ZAHLEH, Lebanon — Every morning in northeastern Lebanon, hundreds of Syrian children are picked up from refugee settlements, loaded onto trucks and taken to the fields or shops for a day’s work that earns $4 or less.
Throughout the day, young boys and girls walk along dirt roads, carrying baskets of fruits and vegetables from the fields to shops. Some are barefoot, while others struggle with the heavy load.
The children, some as young as 7, are cheap labor in Lebanon and Jordan, where they’ve fled the Syrian civil war. And they are fast becoming primary providers for their families as the adults can’t find jobs in exile. They work long hours of manual labor in fields, farms and shops for little pay, according to a U.N. report issued Friday.
More than two million Syrians have fled their country’s civil war, now in its third year, seeking shelter in neighboring countries such as Jordan, Lebanon, Turkey and Iraq. At least half of the refugees — 1.1 million — are children. Of those, some 75 percent are under the age of 12, according to the United Nations refugee agency.

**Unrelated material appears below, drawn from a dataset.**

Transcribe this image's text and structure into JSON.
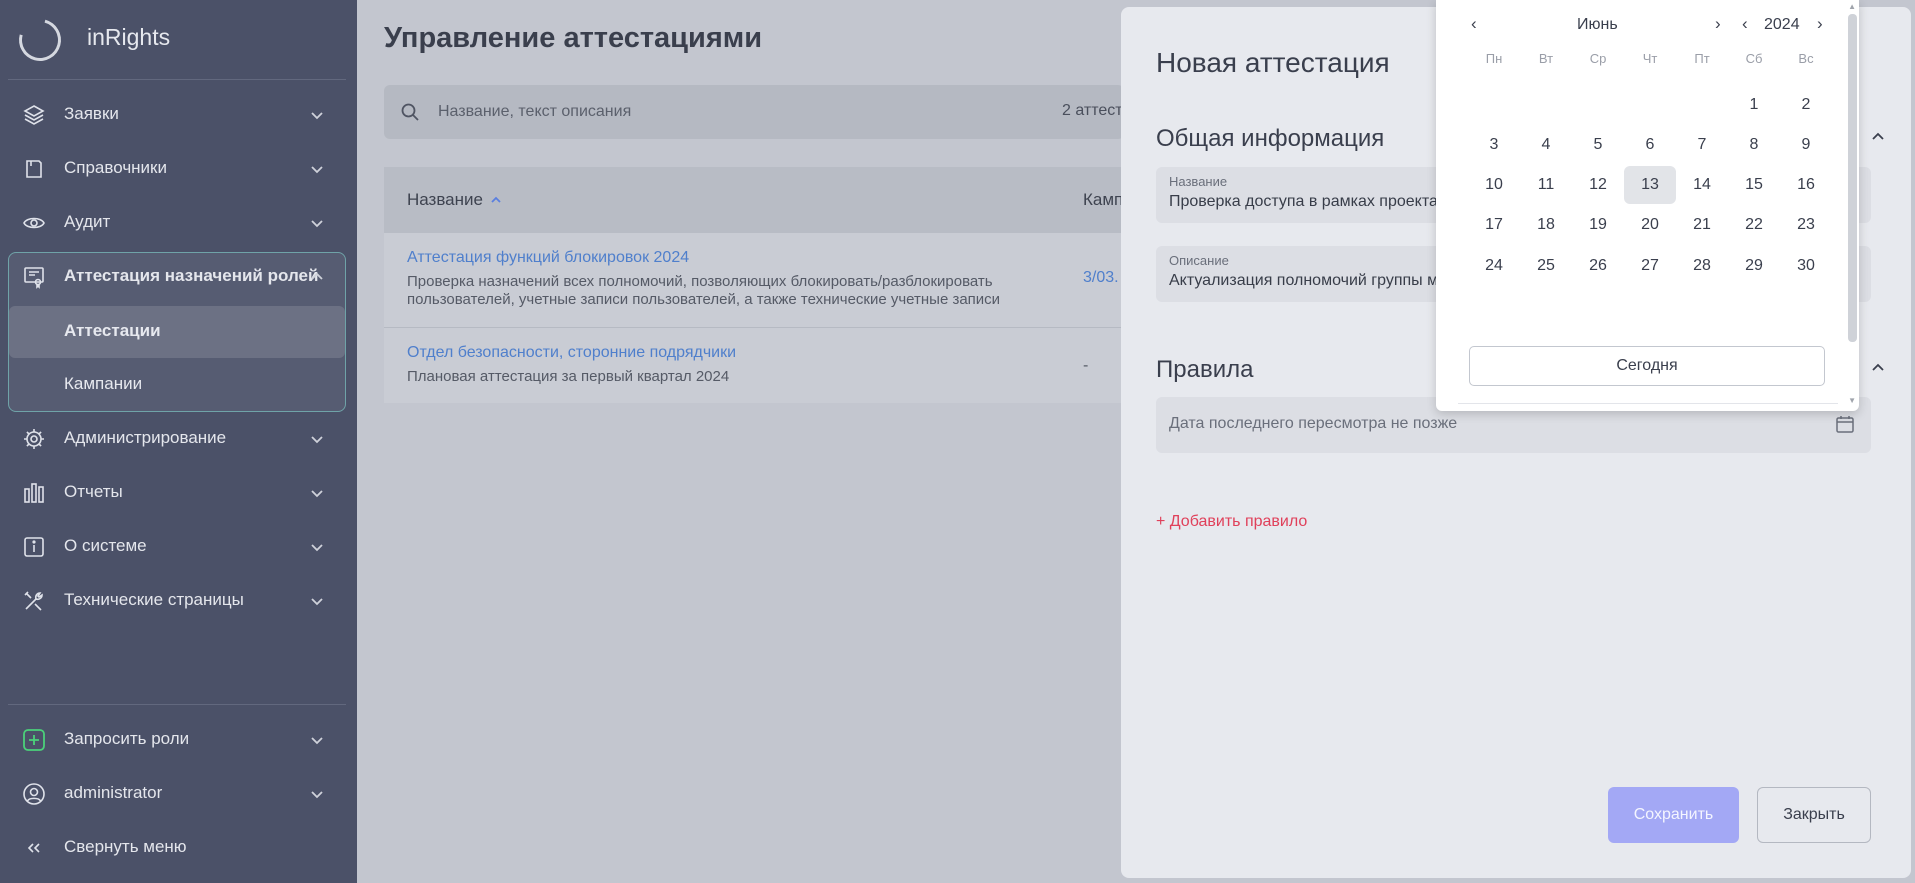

The 65-page report issued yesterday by the UNHCR highlighted the plight of the children, who are growing up in fractured families, missing out on education as they turn to manual labor, sometimes under dangerous or exploitative conditions, the report said.
“If we do not act quickly, a generation of innocents will become lasting casualties of an appalling war,” said Antonio Guterres, the U.N.’s High Commissioner for Refugees, during a visit to Lebanon’s border town of Arsal. Tens of thousands of Syrians have arrived there in recent weeks alone.
With all those refugees competing for work, the children are attractive laborers.
“There are thousands like me and they prefer to employ boys, not men, because they will do whatever they tell them to, and for less money,” said Abu Mussab, a 36-year-old refugee from a village near Syria’s war ravaged northern city of Aleppo.